On December 3 2012, the American Psychiatric Association announced that it is replacing “Gender Identity Disorder” with the more neutral and less-stigmatizing title, “gender dysphoria” in its Diagnostic and Statistical Manual of Mental Disorders, more commonly known as the DSM.
The DSM is the mental health professional’s diagnostic book. Psychiatrists, psychologists, social workers and counselors all use this book to assign a diagnostic code to mental health disorders. These codes are then used to bill insurance for proper medical treatment and are often required to justify covering the cost of office visits, prescriptions, and needed medical procedures. It is paramount in the healthcare of someone who is transgender. Perhaps at no other time in one’s life is it more important to have quality healthcare than during a gender transition.
The title change comes after decades of advocacy to remove the more stigmatizing diagnosis, “Gender Identity Disorder,” which equates gender identity with a mental health disorder. Being transgender is not a mental health condition and it’s not abnormal.

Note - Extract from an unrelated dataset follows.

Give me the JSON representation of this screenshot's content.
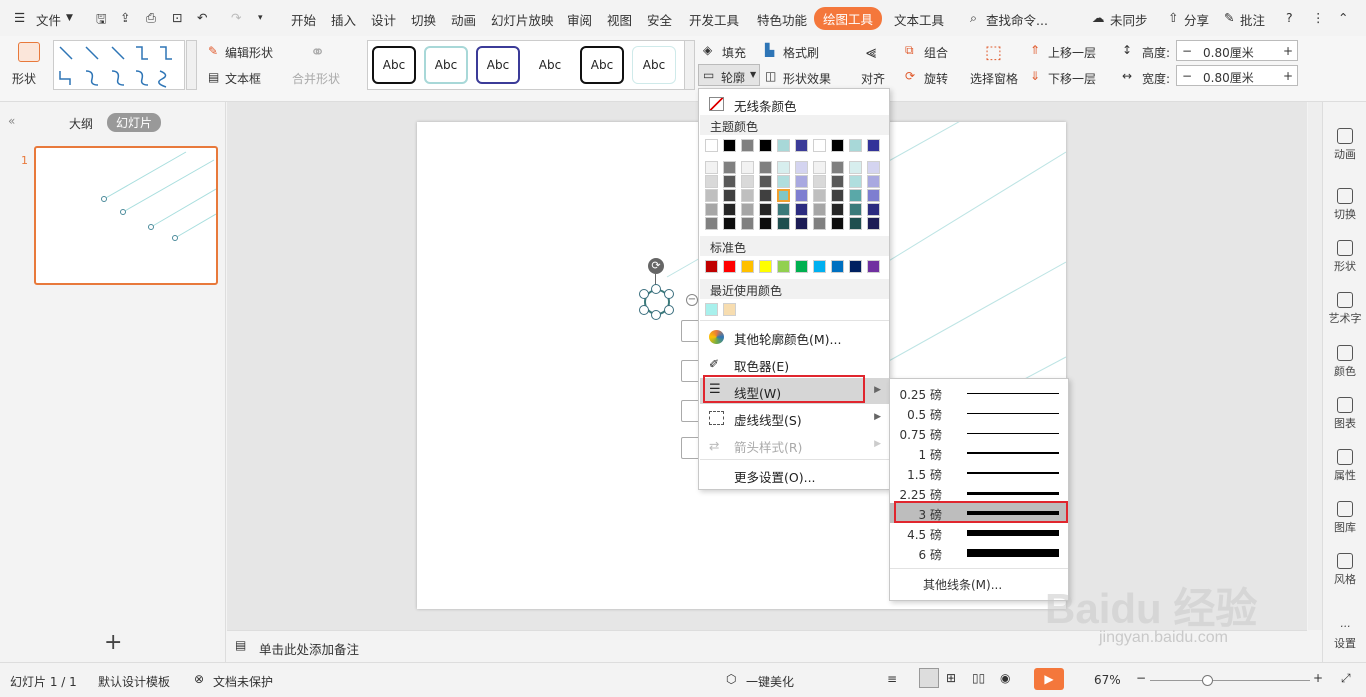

Uncommon, yes; but abnormal, no. There is no normal – normalcy is only what one perceives as common in his/her own existence.
If I grow up a white woman in a middle-class catholic suburban neighborhood, that’s my normal. If a lot of women grow up the same way around me, it’s common. But we’re not normal for everyone, just for us. If I grow up Arab American in Dearborn, Michigan and all my friends speak Arabic as easily as English, and go to the same Eastern Orthodox church and celebrate the same holidays, that’s my normal.
Being transgender is not abnormal. It’s just not as common and it’s doesn’t appear en masse within families and communities. It can be a very isolated and isolating experience. And it’s not a mental health disorder. It’s like being born red-haired in a blonde, black and brown-haired world. Or at least it should be… but it’s not – red-haired people don’t lose their homes, their jobs, their families; they aren’t denied basic human dignities based on the fact that they have red hair.
Having to cope with the societal stigma of gender transition drives many mental health concerns for transgender individuals. Layer hormone therapy and other medical issues on top of that and it’s a difficult and uncommon territory to navigate. Seeing a professional to sort through all that can help, but it comes with a cost – the cost of having that mental health diagnosis attached to your name, the cost of being “outed” to every other person who comes into contact with your medical record.
And how do you find a therapist who understands these same truths – that there’s nothing abnormal about being transgender, that it’s a personal characteristic. How do you find someone who understands that the anxiety you are dealing with is caused by societal stigma and not caused by your gender identity? It’s not easy.
Last week the Detroit region’s LGBT community center, Affirmations, brought together leading Michigan experts on LGBT mental health in what’s been called a queer mental health “think tank.” After months of work, The LGBT Mental Health Task Force led the first ever two-day training on Clinical Issues & Sexual Orientation for therapists. It was sold out with a waiting list for the next training. This March, they are forging even newer territory – putting together the first two-day training on Clinical Issues & Gender Identity for therapists and counselors. It will be the first such training offered in Michigan. On the heels of the APA’s new announcement, there is no better time to be preparing mental health professionals to competently and knowledgeably provide services to people who fall outside of the two most common gender boxes.